What you will do: Repeat each line of the records below exactly.

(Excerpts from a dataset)
--

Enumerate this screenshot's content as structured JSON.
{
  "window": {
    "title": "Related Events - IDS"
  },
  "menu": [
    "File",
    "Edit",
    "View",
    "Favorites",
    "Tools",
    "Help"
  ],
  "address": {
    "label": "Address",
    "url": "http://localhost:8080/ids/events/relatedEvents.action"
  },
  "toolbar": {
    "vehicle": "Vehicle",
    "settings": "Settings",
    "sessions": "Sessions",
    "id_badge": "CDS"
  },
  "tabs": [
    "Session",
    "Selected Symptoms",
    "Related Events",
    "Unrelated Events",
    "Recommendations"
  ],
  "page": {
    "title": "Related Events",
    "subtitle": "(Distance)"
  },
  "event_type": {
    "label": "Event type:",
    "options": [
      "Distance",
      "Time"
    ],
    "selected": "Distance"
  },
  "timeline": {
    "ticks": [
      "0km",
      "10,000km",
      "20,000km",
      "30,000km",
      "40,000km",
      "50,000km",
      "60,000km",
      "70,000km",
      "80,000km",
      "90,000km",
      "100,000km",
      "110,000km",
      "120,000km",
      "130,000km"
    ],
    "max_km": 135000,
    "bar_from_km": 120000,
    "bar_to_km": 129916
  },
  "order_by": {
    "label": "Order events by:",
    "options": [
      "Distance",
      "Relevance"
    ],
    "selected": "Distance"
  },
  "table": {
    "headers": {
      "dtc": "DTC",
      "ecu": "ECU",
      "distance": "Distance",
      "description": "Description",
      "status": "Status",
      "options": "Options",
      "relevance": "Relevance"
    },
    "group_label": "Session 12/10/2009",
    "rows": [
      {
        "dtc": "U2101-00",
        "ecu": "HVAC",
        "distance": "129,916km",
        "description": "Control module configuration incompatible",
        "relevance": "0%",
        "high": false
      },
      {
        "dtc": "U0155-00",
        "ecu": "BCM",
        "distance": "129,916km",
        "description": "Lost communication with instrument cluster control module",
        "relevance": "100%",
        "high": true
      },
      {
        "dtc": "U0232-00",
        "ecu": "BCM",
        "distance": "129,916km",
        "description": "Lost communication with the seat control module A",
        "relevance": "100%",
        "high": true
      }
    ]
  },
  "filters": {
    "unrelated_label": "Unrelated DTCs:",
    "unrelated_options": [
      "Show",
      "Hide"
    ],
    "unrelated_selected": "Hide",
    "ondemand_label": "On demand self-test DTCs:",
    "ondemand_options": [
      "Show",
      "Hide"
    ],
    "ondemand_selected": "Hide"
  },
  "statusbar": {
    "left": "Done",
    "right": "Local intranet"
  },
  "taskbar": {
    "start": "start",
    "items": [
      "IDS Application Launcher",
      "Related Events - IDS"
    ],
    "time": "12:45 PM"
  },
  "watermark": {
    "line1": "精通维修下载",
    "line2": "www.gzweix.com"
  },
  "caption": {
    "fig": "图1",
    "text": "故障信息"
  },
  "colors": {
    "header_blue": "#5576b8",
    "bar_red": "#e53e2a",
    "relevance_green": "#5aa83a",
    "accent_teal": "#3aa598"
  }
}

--

Answer for this exercise:
Enumerate this screenshot's content as structured JSON.
{
  "window": {
    "title": "Related Events - IDS"
  },
  "menu": [
    "File",
    "Edit",
    "View",
    "Favorites",
    "Tools",
    "Help"
  ],
  "address": {
    "label": "Address",
    "url": "http://localhost:8080/ids/events/relatedEvents.action"
  },
  "toolbar": {
    "vehicle": "Vehicle",
    "settings": "Settings",
    "sessions": "Sessions",
    "id_badge": "CDS"
  },
  "tabs": [
    "Session",
    "Selected Symptoms",
    "Related Events",
    "Unrelated Events",
    "Recommendations"
  ],
  "page": {
    "title": "Related Events",
    "subtitle": "(Distance)"
  },
  "event_type": {
    "label": "Event type:",
    "options": [
      "Distance",
      "Time"
    ],
    "selected": "Distance"
  },
  "timeline": {
    "ticks": [
      "0km",
      "10,000km",
      "20,000km",
      "30,000km",
      "40,000km",
      "50,000km",
      "60,000km",
      "70,000km",
      "80,000km",
      "90,000km",
      "100,000km",
      "110,000km",
      "120,000km",
      "130,000km"
    ],
    "max_km": 135000,
    "bar_from_km": 120000,
    "bar_to_km": 129916
  },
  "order_by": {
    "label": "Order events by:",
    "options": [
      "Distance",
      "Relevance"
    ],
    "selected": "Distance"
  },
  "table": {
    "headers": {
      "dtc": "DTC",
      "ecu": "ECU",
      "distance": "Distance",
      "description": "Description",
      "status": "Status",
      "options": "Options",
      "relevance": "Relevance"
    },
    "group_label": "Session 12/10/2009",
    "rows": [
      {
        "dtc": "U2101-00",
        "ecu": "HVAC",
        "distance": "129,916km",
        "description": "Control module configuration incompatible",
        "relevance": "0%",
        "high": false
      },
      {
        "dtc": "U0155-00",
        "ecu": "BCM",
        "distance": "129,916km",
        "description": "Lost communication with instrument cluster control module",
        "relevance": "100%",
        "high": true
      },
      {
        "dtc": "U0232-00",
        "ecu": "BCM",
        "distance": "129,916km",
        "description": "Lost communication with the seat control module A",
        "relevance": "100%",
        "high": true
      }
    ]
  },
  "filters": {
    "unrelated_label": "Unrelated DTCs:",
    "unrelated_options": [
      "Show",
      "Hide"
    ],
    "unrelated_selected": "Hide",
    "ondemand_label": "On demand self-test DTCs:",
    "ondemand_options": [
      "Show",
      "Hide"
    ],
    "ondemand_selected": "Hide"
  },
  "statusbar": {
    "left": "Done",
    "right": "Local intranet"
  },
  "taskbar": {
    "start": "start",
    "items": [
      "IDS Application Launcher",
      "Related Events - IDS"
    ],
    "time": "12:45 PM"
  },
  "watermark": {
    "line1": "精通维修下载",
    "line2": "www.gzweix.com"
  },
  "caption": {
    "fig": "图1",
    "text": "故障信息"
  },
  "colors": {
    "header_blue": "#5576b8",
    "bar_red": "#e53e2a",
    "relevance_green": "#5aa83a",
    "accent_teal": "#3aa598"
  }
}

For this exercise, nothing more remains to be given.